THE SCHEMATIC representation of the general distribution of the eighth nerve to the organs of the inner ear, which is reproduced in Figure 1, was worked out by Weston in 1937 and closely corresponds to the representation formerly given by de Burlet except for the cochleosaccular ramus, first described by Hardy in 1934. It must be considered the synthesis of the achievements of a formidable work of research carried out for more than a century by all investigators of the anatomy of the ear.
However, some of the problems regarding the origin and peripheral distribution of the fibers of the eighth nerve have not been definitely solved. One of these problems concerns the inferior saccular ramus, whose origin, according to different authors, is identified in an independent ganglion,1 in a ganglion annexed to the trunk of the cochlear nerve,2 in an expansion of the vestibular ganglion,3 or
BOCCA E. NOTES ON THE INNERVATION OF THE COCHLEA. AMA Arch Otolaryngol. 1952;55(2):188–205. doi:10.1001/archotol.1952.00710010197010

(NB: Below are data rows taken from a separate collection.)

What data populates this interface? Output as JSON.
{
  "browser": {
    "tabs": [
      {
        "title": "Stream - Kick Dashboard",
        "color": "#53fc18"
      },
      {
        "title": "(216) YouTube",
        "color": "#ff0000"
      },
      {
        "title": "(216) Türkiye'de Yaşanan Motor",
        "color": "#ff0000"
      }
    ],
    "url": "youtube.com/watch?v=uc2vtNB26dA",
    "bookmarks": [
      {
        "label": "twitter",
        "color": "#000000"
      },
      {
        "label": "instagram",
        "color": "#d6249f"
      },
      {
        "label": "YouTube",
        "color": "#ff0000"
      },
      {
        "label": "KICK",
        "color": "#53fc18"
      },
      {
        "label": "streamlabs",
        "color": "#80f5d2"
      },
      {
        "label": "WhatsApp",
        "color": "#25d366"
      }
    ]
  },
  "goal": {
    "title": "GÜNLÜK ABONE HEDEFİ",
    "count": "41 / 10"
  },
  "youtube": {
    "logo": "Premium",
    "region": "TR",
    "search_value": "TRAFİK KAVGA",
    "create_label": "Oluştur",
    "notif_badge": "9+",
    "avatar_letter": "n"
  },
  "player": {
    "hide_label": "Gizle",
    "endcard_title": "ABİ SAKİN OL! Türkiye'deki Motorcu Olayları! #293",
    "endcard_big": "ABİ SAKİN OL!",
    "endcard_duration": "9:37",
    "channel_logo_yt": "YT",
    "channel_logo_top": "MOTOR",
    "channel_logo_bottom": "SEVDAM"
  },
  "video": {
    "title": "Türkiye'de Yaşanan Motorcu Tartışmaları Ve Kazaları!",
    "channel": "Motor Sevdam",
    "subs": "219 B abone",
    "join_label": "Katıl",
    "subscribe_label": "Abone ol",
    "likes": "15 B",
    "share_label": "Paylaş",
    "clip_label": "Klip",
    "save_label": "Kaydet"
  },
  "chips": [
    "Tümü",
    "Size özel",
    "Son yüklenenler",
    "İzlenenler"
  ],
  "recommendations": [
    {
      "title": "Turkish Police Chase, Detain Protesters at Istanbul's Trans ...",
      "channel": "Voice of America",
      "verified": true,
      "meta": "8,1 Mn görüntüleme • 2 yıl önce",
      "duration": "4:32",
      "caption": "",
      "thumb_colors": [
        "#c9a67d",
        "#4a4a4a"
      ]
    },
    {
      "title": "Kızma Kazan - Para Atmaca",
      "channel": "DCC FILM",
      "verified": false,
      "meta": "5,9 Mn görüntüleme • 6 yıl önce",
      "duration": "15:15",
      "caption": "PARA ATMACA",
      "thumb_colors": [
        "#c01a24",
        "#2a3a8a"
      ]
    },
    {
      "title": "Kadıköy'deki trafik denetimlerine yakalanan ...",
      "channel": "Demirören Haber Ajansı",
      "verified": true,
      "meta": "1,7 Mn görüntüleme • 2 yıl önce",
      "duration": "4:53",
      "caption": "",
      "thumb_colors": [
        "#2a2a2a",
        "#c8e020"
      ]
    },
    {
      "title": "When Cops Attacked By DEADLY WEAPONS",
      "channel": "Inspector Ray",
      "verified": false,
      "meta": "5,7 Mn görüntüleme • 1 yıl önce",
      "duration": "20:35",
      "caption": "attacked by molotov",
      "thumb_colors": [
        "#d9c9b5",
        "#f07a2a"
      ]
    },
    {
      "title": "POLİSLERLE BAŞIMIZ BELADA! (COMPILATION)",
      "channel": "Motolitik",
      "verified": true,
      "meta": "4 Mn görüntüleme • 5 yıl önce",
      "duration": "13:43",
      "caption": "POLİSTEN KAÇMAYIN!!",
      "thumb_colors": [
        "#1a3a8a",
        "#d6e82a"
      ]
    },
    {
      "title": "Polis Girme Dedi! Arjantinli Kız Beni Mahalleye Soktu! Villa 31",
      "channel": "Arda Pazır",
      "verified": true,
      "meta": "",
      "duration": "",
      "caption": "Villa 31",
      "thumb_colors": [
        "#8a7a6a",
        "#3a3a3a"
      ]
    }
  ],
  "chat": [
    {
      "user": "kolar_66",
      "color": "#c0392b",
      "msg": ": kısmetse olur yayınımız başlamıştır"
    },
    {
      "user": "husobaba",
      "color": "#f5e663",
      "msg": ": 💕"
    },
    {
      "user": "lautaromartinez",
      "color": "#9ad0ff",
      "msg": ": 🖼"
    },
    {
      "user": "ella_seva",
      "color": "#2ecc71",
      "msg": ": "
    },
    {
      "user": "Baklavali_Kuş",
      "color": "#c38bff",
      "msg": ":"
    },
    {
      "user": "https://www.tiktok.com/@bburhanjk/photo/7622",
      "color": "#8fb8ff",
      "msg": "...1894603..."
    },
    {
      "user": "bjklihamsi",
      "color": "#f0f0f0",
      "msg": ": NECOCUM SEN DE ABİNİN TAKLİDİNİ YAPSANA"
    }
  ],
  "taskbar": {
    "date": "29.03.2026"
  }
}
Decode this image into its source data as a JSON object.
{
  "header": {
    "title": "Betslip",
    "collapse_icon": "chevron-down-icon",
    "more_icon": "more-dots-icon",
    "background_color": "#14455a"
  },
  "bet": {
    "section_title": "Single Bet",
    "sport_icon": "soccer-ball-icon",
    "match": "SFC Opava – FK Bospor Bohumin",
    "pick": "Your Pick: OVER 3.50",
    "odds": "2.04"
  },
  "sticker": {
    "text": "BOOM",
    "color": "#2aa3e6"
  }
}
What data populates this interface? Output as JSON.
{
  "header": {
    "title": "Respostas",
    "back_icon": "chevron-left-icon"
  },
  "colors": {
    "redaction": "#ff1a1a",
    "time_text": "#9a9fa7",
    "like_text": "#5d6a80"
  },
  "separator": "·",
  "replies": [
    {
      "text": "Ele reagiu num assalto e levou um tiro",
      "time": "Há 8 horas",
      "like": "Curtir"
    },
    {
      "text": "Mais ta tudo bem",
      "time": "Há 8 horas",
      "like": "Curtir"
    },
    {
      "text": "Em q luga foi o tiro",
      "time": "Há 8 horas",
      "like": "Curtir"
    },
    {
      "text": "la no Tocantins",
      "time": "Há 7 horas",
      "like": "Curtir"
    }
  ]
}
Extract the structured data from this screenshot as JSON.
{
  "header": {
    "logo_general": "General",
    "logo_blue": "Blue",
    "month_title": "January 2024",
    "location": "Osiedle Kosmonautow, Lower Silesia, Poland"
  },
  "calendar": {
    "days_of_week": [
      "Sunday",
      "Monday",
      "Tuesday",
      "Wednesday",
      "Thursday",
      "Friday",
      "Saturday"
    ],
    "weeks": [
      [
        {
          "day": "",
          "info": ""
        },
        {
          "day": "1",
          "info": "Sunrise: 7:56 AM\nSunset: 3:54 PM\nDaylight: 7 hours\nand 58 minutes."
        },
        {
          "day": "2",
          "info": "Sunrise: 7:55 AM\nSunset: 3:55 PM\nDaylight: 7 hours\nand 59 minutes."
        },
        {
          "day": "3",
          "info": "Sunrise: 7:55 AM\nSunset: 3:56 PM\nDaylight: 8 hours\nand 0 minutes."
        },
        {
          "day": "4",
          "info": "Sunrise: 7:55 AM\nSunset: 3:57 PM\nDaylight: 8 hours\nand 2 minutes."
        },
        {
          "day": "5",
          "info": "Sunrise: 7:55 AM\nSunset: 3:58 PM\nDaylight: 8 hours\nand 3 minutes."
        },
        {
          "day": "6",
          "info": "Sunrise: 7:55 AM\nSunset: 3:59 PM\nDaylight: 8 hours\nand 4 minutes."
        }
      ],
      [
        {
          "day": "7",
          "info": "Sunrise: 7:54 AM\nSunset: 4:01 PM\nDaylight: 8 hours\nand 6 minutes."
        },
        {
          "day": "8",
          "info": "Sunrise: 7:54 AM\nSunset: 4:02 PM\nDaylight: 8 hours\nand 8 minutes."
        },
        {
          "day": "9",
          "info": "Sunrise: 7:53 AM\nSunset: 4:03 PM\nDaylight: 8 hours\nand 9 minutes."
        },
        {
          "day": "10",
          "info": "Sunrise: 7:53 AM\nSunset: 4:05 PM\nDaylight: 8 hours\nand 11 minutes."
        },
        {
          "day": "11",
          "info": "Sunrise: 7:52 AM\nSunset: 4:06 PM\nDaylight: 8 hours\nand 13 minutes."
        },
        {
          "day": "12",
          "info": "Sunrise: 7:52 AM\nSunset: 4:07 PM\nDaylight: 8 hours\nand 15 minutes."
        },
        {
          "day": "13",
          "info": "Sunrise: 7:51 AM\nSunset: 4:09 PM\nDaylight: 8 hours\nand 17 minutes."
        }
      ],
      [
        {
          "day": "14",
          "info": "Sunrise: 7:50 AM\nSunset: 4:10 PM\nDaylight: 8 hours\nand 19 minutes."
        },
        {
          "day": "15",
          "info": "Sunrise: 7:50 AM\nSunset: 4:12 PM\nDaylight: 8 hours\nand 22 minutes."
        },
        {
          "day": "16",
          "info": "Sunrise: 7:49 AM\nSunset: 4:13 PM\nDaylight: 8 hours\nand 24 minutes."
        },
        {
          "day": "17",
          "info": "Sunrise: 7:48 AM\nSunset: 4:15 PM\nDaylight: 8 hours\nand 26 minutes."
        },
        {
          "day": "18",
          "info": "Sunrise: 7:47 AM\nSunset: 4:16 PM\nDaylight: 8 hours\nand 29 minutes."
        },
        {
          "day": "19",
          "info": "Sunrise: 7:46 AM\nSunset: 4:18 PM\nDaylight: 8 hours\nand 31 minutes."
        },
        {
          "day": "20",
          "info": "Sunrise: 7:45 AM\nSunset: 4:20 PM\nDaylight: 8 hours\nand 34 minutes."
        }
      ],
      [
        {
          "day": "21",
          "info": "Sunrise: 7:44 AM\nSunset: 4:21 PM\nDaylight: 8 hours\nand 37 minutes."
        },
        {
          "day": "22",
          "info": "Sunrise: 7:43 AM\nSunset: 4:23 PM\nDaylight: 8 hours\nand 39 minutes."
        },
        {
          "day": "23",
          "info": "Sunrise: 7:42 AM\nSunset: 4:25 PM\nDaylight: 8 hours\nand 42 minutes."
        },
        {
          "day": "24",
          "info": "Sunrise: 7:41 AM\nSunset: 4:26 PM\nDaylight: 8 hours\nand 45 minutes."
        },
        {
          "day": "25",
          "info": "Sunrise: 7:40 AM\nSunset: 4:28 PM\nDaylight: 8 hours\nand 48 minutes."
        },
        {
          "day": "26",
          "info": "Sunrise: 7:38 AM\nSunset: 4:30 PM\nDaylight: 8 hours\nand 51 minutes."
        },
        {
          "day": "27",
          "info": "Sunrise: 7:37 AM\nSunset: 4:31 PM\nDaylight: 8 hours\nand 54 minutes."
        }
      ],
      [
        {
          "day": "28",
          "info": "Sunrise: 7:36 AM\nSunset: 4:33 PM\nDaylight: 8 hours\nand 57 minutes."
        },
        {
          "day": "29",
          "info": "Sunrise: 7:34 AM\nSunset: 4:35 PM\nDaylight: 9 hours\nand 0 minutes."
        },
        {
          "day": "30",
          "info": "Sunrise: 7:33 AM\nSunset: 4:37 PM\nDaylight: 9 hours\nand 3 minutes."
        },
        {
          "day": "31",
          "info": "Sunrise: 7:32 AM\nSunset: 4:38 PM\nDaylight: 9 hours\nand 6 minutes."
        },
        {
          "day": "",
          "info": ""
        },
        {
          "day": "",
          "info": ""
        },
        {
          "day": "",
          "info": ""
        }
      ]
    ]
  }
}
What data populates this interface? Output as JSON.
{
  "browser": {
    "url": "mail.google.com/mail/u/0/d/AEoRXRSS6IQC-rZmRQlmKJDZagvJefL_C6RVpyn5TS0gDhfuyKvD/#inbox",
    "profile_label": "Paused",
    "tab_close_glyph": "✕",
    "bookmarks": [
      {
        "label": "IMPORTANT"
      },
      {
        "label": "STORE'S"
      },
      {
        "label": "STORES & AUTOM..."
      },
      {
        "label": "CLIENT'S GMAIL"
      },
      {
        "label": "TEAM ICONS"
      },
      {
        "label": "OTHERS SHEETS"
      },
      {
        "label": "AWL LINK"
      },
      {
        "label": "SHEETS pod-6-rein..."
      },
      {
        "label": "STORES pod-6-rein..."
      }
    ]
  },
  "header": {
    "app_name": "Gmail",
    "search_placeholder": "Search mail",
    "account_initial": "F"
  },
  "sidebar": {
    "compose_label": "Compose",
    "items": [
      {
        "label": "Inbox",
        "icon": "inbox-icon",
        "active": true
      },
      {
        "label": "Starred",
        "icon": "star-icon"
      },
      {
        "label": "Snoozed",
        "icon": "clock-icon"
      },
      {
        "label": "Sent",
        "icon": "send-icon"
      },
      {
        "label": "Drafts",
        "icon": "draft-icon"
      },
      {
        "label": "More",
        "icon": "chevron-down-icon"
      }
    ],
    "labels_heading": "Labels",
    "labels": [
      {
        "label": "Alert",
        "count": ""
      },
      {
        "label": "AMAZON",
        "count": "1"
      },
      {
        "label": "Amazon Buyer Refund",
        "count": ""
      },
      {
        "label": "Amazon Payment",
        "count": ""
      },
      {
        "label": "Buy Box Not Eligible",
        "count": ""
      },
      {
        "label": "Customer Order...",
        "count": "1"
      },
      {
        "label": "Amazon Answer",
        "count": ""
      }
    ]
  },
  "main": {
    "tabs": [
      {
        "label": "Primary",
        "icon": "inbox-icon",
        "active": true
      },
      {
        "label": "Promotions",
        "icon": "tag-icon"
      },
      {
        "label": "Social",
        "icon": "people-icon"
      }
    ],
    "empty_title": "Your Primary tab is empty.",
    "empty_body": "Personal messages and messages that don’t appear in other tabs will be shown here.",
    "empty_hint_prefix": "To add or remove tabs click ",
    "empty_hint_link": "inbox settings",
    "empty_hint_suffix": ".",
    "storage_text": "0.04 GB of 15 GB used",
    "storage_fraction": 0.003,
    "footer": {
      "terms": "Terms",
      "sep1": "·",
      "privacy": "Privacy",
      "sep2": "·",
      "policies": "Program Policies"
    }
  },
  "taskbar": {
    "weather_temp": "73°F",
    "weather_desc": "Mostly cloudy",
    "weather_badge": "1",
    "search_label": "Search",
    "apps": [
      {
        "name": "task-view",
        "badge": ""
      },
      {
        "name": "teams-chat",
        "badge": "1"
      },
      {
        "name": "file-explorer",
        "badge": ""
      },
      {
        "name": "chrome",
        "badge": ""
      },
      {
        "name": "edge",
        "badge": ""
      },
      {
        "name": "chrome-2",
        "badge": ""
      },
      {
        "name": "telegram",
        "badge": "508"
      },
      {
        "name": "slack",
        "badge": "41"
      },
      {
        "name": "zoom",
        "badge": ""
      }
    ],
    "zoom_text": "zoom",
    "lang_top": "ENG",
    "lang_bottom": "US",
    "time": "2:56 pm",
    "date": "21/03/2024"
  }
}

Customize your JAMA Network experience by selecting one or more topics from the list below.
Create a personal account or sign in to: